Overview

On November 28, the Department of the Interior's (DOI) Bureau of Land Management (BLM) released its proposed methane rule. This action furthers the Biden-Harris administration's whole-of-government response to climate change. With the newly divided government, this regulation exemplifies President Biden's approach to meeting climate and sustainability goals—including the overarching target of conserving at least 30 percent of U.S. lands and waters by 2030—through executive action.

New Methane Rule

The rule seeks to modernize BLM's decades-old requirements around oil and gas venting, flaring and leaks. The guidelines additionally will increase royalty payments by nearly $39 million per year to support oil and gas waste management efforts and compensate federal and Indian mineral owners accordingly. Specifically, the proposed rule would:

  • Compel federal and Indian operators to engage in preventative measures to minimize oil and gas waste on federal and tribal land. As such, BLM permit approval may hinge on established "reasonable measures" to prevent oil and gas waste. If an application is approved already, BLM may call on operators to implement such reasonable measures. These specifications may include technological advances and adjustments to industry practices.
  • Require operators to incorporate a waste minimization plan in their permit applications to drill oil wells. These plans would empower BLM to anticipate gas production, an operator's capacity to sell the gas produced and an operator's commitment to reducing gas waste. Should BLM determine that operators are not reducing waste sufficiently, it may require the operator to address concerns before permit action.
  • Obliges operators to avoid wasting oil and gas by prohibiting the use of certain controllers and pumps, mandating the use of certain oil storage tanks, and requiring operators to utilize a leak detection and repair (LDAR) program.

DOI acknowledges in the proposed rule that some oil and gas is inevitable waste. The proposal notes that such waste will not be subject to royalty payments. Moreover, BLM will detail the circumstances in which oil and gas waste is "unavoidably lost" and establish a volume limit on royalty-free flaring due to events that prevent produced gas from going to the market.

The proposed rule will publish in the Federal Register within the coming days—after which DOI will accept public comments for 60 days.

Background

In 2016, President Obama's DOI issued its own methane rule. Similarly, the regulation sought to address flaring, venting and natural gas leaks from oil and gas production. However, the U.S. District Court for the District of Wyoming struck down the rule in 2020. The decision argued that BLM "exceeded its statutory authority and acted arbitrarily in promulgating the new regulations." Specifically, Judge Scott Skavdhal explained that the rule sought to regulate air quality, ultimately falling outside of BLM's jurisdiction. The Biden-Harris administration's DOI addressed "certain elements" of the 2016 iteration to prevent additional court challenges.

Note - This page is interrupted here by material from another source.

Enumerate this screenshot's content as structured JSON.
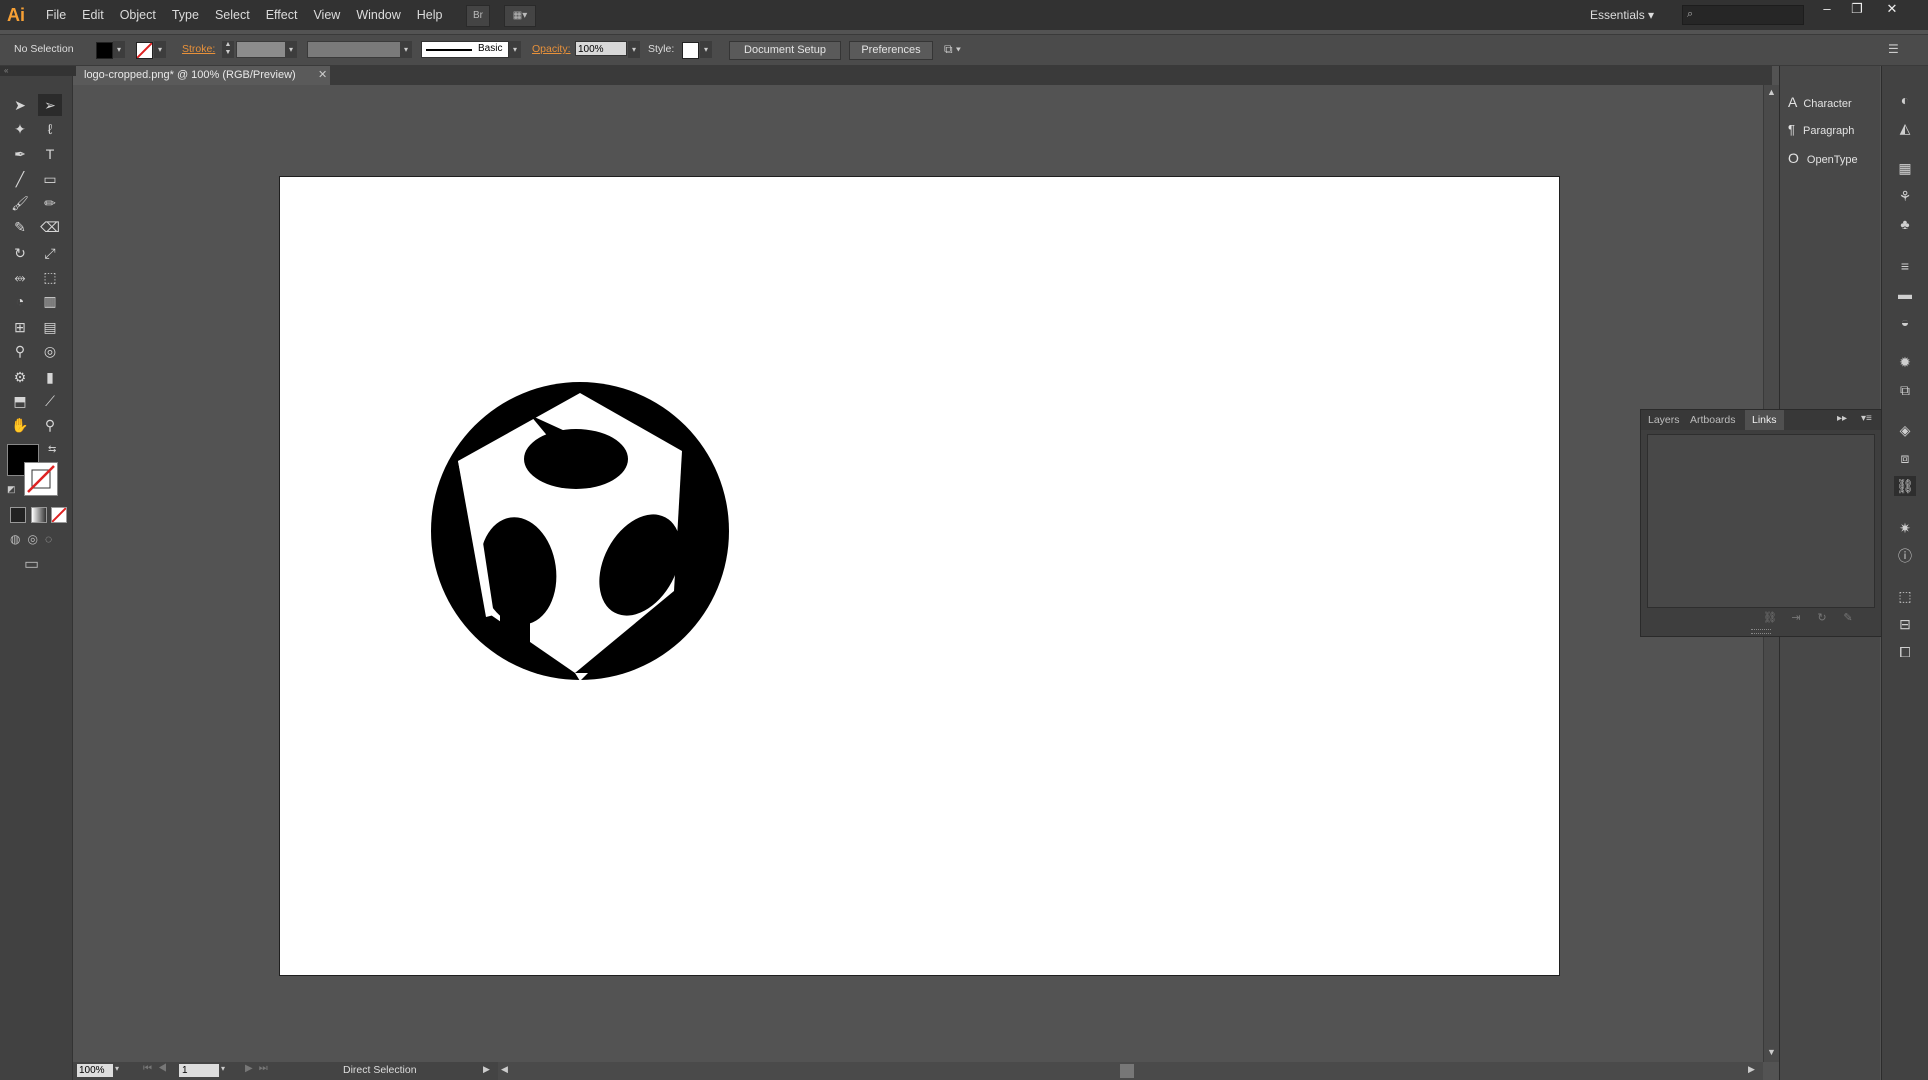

The DOI's methane rule is separate from the Environmental Protection Agency's (EPA) methane guidelines recently announced during the 27th Conference of the Parties (COP 27). The EPA issued a supplemental notice of proposed rulemaking which would establish standards of performance for new, reconstructed and modified sources of methane emissions and other named pollutants, and establish guidelines for existing sources of emissions in the oil and gas sector. The guidance requires that all drilling sites be monitored for leaks until they are closed, compelling site operators to respond to credible third-party reports of high-volume methane leaks and strengthening restrictions on flaring, among many other requirements.

Conclusion

Akin Gump's public law and policy and environmental and natural resources teams are continuously monitoring the DOI's methane rule and remain ready to advise clients as they navigate new regulations.

The content of this article is intended to provide a general guide to the subject matter. Specialist advice should be sought about your specific circumstances.